Attorneys for the city and Club Axis, a controversial Lawrence nightclub, are scheduled to meet Friday to debate the club’s future.
A hearing is scheduled in Douglas County District Court to consider a request by the city to find the owners and operators of the club in contempt of court. The city says the club is ignoring a judge’s order.
In December, Judge Michael Malone ruled that the business at 821 Iowa — more recently referred to as 821 Club — violated city law by operating as a nightclub instead of a bar, and should not do so without filing a new site plan with the city.
The city said the establishment, prior to opening as Club Axis, operated as a bar, known as Moon Bar. The city said Club Axis became a nightclub when it changed its layout, allowed more people inside and offered music for dancing — all without filing a new site plan.
After a recent shooting outside the club, the city filed a motion in the case, asking the court to take action because the establishment has continued to operate as a nightclub without filing the new site plan. The lawsuit named Christopher Windler, Fred Windler, Qing Ling Wang and Xin Li Liu as defendants.
Brian Johnson, an attorney representing the club’s owners and operators, said the city was grasping at straws. Johnson equates the action against Club Axis to the city’s efforts to shut down Last Call, 729 N.H., which closed in 2008 after violence outside the club.

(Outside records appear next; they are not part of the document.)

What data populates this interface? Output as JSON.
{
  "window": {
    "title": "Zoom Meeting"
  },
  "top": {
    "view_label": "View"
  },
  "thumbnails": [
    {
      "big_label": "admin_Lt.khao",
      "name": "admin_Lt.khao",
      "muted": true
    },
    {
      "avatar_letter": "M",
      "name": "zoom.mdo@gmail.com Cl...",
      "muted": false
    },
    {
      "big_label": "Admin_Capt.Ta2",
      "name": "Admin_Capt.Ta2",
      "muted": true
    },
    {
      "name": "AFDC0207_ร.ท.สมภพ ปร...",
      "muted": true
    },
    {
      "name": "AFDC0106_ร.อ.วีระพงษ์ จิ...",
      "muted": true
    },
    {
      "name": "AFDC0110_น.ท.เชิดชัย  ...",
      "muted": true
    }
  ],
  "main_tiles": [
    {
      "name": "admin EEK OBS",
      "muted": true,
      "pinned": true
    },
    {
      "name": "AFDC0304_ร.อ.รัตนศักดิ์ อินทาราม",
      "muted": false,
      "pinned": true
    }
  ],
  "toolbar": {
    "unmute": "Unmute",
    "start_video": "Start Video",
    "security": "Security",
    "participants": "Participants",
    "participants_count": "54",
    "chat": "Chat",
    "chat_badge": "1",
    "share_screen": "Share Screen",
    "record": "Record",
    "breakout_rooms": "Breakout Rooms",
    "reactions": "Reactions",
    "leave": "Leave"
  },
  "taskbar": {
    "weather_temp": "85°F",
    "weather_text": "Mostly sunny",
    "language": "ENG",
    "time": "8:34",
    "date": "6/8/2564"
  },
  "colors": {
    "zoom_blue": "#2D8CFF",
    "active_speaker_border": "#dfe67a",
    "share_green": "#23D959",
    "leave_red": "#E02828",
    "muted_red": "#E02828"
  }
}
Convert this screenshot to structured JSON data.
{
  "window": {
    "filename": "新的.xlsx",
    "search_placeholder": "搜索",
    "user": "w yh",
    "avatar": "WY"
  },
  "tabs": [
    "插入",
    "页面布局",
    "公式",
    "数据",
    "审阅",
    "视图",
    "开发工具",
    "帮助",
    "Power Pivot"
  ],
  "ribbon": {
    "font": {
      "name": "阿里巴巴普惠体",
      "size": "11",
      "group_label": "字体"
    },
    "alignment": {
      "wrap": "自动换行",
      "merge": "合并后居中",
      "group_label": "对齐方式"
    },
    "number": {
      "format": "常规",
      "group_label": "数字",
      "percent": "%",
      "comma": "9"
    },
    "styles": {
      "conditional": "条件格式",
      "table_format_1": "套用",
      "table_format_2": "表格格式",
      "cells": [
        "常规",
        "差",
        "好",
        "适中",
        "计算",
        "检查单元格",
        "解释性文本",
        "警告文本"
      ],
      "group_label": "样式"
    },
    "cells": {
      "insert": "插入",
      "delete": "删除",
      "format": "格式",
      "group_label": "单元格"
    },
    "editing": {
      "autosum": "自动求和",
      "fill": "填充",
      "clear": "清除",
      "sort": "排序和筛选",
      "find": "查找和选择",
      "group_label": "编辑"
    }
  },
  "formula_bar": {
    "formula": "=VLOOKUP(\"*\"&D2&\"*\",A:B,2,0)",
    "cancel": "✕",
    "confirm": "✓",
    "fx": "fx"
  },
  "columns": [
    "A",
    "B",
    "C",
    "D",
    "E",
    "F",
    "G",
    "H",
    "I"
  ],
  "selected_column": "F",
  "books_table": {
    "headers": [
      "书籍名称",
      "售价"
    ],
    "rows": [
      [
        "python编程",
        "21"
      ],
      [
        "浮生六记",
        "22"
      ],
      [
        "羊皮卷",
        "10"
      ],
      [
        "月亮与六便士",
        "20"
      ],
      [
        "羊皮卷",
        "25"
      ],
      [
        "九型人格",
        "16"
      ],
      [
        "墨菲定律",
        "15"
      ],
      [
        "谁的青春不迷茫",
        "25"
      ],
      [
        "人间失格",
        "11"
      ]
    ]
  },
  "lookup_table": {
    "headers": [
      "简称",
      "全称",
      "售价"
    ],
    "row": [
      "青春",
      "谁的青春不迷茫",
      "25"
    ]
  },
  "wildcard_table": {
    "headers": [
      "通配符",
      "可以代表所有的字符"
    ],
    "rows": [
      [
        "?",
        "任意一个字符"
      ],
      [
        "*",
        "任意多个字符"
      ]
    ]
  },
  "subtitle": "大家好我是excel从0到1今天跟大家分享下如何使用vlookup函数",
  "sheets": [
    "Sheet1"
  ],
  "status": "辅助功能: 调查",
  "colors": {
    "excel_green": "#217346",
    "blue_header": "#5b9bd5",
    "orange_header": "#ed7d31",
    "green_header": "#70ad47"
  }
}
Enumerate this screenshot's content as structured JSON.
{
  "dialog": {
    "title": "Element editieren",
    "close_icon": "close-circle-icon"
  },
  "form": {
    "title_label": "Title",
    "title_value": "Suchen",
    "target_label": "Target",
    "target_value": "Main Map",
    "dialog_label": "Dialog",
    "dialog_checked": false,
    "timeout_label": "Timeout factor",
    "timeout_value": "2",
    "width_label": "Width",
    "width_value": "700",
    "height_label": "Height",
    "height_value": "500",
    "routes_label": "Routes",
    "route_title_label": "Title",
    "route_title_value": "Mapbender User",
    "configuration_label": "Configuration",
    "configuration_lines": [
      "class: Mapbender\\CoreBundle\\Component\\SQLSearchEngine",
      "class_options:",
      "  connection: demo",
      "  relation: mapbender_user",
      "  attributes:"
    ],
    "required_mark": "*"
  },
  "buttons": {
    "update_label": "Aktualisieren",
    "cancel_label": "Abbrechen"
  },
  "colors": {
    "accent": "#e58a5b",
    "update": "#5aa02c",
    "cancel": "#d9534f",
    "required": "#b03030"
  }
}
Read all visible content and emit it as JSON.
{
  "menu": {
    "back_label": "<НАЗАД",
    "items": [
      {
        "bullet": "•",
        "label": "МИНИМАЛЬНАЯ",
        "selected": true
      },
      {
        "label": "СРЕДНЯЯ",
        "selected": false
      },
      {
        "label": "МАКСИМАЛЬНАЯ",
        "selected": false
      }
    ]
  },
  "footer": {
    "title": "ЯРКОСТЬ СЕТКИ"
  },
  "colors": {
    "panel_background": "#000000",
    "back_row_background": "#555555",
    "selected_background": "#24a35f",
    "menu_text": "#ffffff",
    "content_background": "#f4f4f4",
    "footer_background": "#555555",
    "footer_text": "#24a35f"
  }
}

“The city, fresh off of their previous conquests here in town … feels quite emboldened that if they find another proprietor that they personally disagree with, that they can use some muscle to get them to shut down,” Johnson said. “The only problem in this case is their basis lacks any legal support or factual support.”
Lawrence police have connected the establishment on Iowa to multiple shootings and stabbings over the years, including the May 2005 stabbing of former Kansas University basketball player J.R. Giddens.
The building housed the Moon Bar from May 2003 until it closed in late 2005. The establishment reopened in March 2007 as Club Axis. Since then, police said, a 25-year-old was shot in March 2009 in the parking lot of the bar and a Topeka teenager was wounded during a July 5 shooting outside the club. The current owners claim the violence has been wrongly connected to the club.
Johnson said he does not anticipate the city will be successful in shutting down Club Axis, which would be the ultimate result if Malone ruled in favor of the city.
“The legal process has to run its course,” Johnson said. “They don’t have any basis to shut down my client.”